Diversity of Benthic Biofilms Along a Land Use Gradient in Tropical Headwater Streams, Puerto Rico

TitleDiversity of Benthic Biofilms Along a Land Use Gradient in Tropical Headwater Streams, Puerto Rico
Publication TypeJournal Article
Year of Publication2014
AuthorsBurgos-Caraballo, S, Cantrell, SA, Ramírez, A
JournalMicrobial Ecology
Volume68
Issue1
Pagination47-59
Date Published2014/07/01
ISBN Number0095-3628
Accession NumberLUQ.1174
Other Numbers1174
Keywordsakaike weight, benthic bacterium, benthic biofilm, benthic microbial community, diversity index, interspecific competition, land cover, nitrate concentration, nms analysis, no3 concentration, pielous evenness index, species richness, stream water, urban land, urban stream
Abstract

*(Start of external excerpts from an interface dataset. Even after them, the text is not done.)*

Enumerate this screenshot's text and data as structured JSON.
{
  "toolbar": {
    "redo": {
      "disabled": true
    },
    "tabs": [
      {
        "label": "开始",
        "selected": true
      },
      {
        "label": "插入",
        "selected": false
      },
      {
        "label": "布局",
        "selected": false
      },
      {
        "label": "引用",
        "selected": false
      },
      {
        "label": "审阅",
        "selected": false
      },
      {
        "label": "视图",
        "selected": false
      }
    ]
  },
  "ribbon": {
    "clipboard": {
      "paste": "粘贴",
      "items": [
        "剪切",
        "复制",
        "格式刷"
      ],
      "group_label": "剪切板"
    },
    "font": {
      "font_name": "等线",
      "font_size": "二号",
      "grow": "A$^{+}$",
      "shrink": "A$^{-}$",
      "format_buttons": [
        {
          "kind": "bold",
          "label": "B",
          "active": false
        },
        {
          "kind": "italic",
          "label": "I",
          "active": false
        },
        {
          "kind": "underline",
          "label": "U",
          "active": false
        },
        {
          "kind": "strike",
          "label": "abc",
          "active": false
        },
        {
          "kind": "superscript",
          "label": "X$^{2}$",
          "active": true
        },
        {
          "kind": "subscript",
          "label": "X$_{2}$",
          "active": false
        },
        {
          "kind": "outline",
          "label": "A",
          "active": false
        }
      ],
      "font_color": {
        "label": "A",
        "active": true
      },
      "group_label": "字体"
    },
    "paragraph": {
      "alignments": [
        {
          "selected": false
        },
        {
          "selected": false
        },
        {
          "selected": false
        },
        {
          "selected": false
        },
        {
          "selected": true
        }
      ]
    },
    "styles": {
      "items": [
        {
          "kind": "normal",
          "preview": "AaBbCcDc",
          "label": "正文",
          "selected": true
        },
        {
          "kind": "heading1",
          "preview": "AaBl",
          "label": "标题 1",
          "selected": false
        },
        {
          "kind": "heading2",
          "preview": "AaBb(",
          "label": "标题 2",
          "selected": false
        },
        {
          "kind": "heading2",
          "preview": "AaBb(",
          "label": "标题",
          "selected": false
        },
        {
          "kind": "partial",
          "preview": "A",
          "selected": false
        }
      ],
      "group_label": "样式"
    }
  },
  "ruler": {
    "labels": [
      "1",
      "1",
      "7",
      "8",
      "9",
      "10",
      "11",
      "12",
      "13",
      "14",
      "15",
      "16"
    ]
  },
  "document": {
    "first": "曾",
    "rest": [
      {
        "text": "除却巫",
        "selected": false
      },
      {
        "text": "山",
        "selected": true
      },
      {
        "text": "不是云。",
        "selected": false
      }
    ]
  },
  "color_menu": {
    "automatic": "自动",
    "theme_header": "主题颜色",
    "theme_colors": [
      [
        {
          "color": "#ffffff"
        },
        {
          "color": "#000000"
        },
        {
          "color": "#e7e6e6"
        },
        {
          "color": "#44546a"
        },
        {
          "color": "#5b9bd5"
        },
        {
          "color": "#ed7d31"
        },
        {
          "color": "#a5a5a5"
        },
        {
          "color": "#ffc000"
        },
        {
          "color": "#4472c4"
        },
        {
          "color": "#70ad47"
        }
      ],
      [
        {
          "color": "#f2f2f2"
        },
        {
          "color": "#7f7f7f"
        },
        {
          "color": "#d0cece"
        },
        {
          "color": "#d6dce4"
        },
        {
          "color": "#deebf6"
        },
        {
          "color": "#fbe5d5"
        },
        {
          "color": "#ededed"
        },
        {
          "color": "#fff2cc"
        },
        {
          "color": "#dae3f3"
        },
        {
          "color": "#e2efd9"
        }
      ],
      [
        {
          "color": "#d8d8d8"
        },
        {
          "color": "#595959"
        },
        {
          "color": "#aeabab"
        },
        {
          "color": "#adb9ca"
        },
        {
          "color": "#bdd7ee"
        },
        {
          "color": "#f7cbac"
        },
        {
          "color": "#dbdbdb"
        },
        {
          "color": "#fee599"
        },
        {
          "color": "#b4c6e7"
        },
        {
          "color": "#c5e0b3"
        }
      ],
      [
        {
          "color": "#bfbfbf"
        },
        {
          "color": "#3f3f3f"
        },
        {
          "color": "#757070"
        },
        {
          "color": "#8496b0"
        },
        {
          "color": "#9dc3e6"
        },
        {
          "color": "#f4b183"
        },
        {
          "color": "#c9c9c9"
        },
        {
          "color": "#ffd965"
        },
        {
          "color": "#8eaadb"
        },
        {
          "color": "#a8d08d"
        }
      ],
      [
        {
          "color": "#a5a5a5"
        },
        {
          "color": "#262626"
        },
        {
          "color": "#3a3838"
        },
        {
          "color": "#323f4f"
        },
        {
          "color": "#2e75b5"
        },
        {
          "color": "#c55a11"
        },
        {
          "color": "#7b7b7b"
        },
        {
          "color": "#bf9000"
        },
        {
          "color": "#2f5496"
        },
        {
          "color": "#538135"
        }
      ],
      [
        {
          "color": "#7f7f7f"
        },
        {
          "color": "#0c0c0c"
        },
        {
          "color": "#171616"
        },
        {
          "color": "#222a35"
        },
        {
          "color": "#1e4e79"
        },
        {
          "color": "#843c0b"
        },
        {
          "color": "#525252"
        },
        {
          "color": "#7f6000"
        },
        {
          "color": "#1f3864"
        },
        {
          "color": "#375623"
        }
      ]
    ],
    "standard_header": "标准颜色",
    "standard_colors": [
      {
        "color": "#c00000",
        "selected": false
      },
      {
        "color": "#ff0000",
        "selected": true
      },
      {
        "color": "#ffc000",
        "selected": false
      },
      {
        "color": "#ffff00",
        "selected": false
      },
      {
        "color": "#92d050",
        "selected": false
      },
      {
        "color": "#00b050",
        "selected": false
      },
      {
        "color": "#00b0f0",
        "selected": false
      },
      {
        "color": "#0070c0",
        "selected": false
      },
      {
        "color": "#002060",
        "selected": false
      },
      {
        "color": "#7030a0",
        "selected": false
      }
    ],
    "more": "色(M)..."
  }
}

The properties of freshwater ecosystems can be altered, directly or indirectly, by different land uses (e.g., urbanization and agriculture). Streams heavily influenced by high nutrient concentrations associated with agriculture or urbanization may present conditions that can be intolerable for many aquatic species such as macroinvertebrates and fishes. However, information with respect to how benthic microbial communities may respond to changes in stream ecosystem properties in relation to agricultural or urban land uses is limited, in particular for tropical ecosystems. In this study, diversity of benthic biofilms was evaluated in 16 streams along a gradient of land use at the Turabo watershed in Puerto Rico using terminal restriction fragment length polymorphism. Diversity indices and community structure descriptors (species richness, Shannon diversity, dominance and evenness) were calculated for both bacteria and eukaryotes for each stream. Diversity of both groups, bacteria and eukaryotes, did not show a consistent pattern with land use, since it could be high or low at streams dominated by different land uses. This suggests that diversity of biofilms may be more related to site-specific conditions rather than watershed scale factors. To assess this contention, the relationship between biofilm diversity and reach-scale parameters (i.e., nutrient concentrations, canopy cover, conductivity, and dissolved oxygen) was determined using the Akaike Information Criterion (AICc) for small sample size. Results indicated that nitrate was the variable that best explained variations in biofilm diversity. Since nitrate concentrations tend to increase with urban land use, our results suggest that urbanization may indeed increase microbial diversity indirectly by increasing nutrients in stream water.

URLhttp://link.springer.com/article/10.1007%2Fs00248-014-0401-x
DOI10.1007/s00248-014-0401-x
Short TitleDiversity of Benthic Biofilms Along a Land Use Gradient in Tropical Headwater Streams, Puerto Rico